2020 saw huge changes to our lives and work. We faced difficult times and hardship. But in spite of all of this, we managed to stay creative in the face of challenge and so have institutions. Institutions that have adapted to serve their alumni in new and innovative ways.
We met with a panel of speakers who all gave insights into the peaks and pitfalls that came about from the need to do things differently.
Live in Lockdown
Louise Strong, Campaign Events Manager at the University of Durham, UK said that the COVID-19 pandemic forced the cancellation of many alumni events, and they had to find a new way to support their global alumni community. Louise said that it was more important than ever for their institution to maintain a sense of togetherness and with that, bring together their most important resources. The outcome of this was Durham Inspired: Live in Lockdown, which brought together students and alumni from across the world from the safety of their own homes. Since December 2020, Durham University has hosted over 50 online events, with 5500 registrations and 1500 newly engaged alumni across 84 countries.
The content was curated around the university’s four key pillars, Learn, Develop, Network and Industry and focussed on career advice, guidance, support and social networking with conversations around industry insights and outcomes.
30 Under 30
Jonathan Goode, Head of Alumni Relations at the University of Bournemouth took inspiration from Forbes Magazine and put the call out to their alumni The aim was to find the thirty most notable alumni under 30 years of age.

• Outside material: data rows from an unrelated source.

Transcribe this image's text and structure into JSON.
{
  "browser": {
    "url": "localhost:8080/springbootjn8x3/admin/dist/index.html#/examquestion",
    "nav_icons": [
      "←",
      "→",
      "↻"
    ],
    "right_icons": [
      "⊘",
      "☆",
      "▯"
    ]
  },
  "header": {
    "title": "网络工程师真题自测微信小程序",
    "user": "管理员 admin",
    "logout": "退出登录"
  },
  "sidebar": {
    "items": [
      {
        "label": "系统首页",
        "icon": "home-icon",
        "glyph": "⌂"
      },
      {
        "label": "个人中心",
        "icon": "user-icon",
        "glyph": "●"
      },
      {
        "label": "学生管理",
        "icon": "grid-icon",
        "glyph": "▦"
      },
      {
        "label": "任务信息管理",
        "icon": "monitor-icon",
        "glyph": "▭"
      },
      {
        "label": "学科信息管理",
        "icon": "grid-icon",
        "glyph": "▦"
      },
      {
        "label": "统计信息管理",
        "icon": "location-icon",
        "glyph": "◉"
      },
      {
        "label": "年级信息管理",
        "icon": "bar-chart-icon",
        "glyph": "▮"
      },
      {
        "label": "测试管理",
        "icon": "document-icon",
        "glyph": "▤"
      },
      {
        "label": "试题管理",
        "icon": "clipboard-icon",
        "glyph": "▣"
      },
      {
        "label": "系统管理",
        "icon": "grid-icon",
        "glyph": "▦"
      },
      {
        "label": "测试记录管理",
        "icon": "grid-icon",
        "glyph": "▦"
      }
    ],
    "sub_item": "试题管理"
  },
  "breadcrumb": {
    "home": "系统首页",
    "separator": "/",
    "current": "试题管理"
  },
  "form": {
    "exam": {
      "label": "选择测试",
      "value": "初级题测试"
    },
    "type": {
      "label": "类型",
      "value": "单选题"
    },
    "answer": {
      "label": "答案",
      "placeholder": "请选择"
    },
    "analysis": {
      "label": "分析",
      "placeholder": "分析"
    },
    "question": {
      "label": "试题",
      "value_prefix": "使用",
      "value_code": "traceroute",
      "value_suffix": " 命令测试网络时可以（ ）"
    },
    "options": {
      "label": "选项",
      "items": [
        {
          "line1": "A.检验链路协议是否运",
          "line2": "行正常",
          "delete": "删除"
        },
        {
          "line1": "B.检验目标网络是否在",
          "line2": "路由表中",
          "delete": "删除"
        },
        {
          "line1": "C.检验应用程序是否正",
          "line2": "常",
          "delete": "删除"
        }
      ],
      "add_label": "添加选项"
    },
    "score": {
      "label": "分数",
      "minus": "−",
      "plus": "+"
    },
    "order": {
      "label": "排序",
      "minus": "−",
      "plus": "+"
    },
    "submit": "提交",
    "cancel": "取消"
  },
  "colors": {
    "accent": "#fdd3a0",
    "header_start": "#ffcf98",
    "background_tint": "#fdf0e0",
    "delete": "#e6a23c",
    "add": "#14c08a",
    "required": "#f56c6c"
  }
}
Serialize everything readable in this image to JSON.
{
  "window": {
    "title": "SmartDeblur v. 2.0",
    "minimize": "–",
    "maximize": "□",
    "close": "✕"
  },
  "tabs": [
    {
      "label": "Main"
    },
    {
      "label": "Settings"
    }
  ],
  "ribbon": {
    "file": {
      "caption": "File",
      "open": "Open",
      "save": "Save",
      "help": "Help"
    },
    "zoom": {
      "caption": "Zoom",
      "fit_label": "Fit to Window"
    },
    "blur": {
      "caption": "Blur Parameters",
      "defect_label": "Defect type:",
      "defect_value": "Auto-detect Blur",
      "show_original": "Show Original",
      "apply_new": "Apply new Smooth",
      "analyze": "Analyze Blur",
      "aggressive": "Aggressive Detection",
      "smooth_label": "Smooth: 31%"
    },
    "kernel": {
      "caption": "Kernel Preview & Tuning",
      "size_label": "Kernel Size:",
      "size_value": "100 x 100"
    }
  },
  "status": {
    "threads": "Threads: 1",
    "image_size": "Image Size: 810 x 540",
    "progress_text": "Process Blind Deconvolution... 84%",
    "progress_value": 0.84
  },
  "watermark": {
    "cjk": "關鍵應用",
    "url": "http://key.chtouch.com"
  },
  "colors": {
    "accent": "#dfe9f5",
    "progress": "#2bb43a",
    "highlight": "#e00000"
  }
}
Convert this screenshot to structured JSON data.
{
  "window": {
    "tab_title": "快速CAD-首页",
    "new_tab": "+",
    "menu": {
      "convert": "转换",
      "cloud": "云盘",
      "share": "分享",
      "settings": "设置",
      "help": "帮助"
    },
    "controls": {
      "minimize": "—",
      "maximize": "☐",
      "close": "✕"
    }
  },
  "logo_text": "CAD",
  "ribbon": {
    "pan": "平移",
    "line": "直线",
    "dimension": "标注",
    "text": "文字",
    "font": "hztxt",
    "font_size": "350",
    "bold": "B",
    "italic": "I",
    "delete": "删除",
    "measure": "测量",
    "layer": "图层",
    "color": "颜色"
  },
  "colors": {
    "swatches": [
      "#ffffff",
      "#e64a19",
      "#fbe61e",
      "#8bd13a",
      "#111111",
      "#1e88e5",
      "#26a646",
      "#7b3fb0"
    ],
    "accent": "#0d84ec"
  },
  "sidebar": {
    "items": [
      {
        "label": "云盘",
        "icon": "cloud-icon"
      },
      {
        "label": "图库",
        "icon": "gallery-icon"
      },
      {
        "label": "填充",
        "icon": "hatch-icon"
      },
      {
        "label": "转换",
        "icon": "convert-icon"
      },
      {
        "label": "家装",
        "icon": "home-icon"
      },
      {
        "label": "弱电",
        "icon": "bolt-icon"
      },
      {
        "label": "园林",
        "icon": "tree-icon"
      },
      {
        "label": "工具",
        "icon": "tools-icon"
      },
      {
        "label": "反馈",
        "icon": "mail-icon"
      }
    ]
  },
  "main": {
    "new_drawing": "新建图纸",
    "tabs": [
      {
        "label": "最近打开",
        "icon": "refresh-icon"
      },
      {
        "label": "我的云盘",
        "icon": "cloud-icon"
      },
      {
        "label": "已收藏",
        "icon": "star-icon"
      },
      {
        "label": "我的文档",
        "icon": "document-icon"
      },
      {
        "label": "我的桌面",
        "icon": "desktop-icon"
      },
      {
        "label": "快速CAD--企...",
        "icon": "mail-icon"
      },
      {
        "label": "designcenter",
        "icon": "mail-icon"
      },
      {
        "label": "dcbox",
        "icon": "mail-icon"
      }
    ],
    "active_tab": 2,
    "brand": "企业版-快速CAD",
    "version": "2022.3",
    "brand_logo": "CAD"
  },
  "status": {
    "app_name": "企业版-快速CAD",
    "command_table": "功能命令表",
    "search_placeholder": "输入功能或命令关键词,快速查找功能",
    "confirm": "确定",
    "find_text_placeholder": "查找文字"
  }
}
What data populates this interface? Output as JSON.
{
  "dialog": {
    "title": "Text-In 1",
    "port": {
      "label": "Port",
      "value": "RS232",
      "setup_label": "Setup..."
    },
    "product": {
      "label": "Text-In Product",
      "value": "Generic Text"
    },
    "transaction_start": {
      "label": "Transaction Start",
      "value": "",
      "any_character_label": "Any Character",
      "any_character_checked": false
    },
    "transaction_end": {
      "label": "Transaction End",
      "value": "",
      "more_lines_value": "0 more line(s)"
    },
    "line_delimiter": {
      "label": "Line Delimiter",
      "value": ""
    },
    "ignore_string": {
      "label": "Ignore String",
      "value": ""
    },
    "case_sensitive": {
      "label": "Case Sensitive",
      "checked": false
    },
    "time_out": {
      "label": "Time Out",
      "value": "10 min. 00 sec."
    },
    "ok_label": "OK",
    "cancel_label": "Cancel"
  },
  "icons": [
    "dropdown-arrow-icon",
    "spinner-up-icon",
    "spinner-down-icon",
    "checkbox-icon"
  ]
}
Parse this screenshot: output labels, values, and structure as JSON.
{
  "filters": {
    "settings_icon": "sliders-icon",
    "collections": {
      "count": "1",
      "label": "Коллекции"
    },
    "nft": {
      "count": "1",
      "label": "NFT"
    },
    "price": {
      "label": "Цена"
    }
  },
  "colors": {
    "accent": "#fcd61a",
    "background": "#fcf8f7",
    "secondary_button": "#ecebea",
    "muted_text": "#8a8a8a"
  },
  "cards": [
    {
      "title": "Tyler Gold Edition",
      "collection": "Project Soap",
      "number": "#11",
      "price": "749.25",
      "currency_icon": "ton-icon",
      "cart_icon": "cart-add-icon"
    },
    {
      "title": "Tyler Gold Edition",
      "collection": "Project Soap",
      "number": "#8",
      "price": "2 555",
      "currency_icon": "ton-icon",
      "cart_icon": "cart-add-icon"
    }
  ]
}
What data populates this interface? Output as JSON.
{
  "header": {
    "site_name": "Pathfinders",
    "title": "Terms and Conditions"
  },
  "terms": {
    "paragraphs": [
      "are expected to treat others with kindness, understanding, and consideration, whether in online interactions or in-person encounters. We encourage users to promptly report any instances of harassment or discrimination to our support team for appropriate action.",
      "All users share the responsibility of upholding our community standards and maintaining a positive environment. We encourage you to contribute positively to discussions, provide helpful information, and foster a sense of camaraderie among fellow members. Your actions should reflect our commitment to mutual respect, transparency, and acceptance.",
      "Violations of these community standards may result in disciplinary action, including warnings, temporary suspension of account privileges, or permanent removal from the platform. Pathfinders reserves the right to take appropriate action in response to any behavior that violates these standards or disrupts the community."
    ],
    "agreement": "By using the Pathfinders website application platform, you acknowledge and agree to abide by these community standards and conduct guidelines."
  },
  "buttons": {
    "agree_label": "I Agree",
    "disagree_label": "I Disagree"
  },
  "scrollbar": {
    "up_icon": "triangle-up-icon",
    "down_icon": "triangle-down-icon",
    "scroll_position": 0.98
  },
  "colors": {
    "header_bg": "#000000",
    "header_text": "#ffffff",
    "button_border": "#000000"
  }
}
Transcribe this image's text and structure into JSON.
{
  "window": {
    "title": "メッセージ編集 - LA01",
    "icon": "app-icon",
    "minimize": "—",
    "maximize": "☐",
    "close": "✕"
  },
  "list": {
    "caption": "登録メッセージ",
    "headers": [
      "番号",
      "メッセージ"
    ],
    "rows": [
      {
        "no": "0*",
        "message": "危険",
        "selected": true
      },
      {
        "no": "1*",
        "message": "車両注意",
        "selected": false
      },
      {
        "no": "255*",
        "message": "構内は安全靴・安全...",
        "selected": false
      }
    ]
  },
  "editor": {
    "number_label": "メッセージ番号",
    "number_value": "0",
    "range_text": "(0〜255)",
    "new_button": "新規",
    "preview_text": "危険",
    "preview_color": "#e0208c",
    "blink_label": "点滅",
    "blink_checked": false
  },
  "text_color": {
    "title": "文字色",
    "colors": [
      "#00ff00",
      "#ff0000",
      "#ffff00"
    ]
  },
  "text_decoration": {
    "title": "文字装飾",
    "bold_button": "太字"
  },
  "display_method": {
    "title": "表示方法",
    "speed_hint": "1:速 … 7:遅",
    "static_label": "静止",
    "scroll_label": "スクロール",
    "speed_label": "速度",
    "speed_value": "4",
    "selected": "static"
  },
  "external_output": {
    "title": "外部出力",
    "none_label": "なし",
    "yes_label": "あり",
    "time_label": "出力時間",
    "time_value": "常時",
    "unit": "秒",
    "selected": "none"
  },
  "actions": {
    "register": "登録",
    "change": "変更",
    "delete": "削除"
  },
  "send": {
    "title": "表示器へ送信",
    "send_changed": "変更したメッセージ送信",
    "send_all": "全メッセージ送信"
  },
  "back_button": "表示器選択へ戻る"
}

The university chose the ‘under 30’ age bracket as these alumni were only a maximum of ten years on from their graduation and could offer more relatable experiences to the institution’s current students. The university launched their appeal, asking for self-nominations online and the shortlisted individuals even saw their employers becoming engaged in the competition to show support. Bournemouth University saw a 296% increase in web traffic during the competition with an astounding 8702% increase in social media engagement across their platforms.
The Alumni Podcast
Glynis Gardner, Alumni Relations at Cork Institute of Technology in Ireland wanted to be able to connect with students and alumni and offer content at a time and place that suited them. After much collaboration with the university’s student engagement office, the team developed a six-episode podcast series and a social media strategy to support it.
The whole project cost in the region of €4500 along with a small investment in recording equipment. They were also given a generous donation of €1000 from the university’s engagement office. The project generated a huge buzz on social media.
Homecoming from Home
Gerard Kennedy, Development and Alumni Relations Manager at the University of Swansea was in the middle of the University’s centenary celebrations and wanted to try to keep the momentum going. Many of their events had already been planned and had people booked in to attend from around the world so Gerard decided on a different approach, the ‘Homecoming from Home’.
The university called on Alumni to dig out old photographs while they had time on their hands at home. Gerard argued that the most important factor in reunions is a sense of nostalgia and for one week, the university shared the images on their alumni platform. The event generated a huge level of engagement with over 300 uploaded photographs and over 400 new registrations to their alumni platform.
A New Way of Connecting
There are so many positive ways to engage with students and alumni, and digital platforms provide a huge advantage to institutions. Community platforms can furnish institutions with great opportunities to connect that might not have been possible before.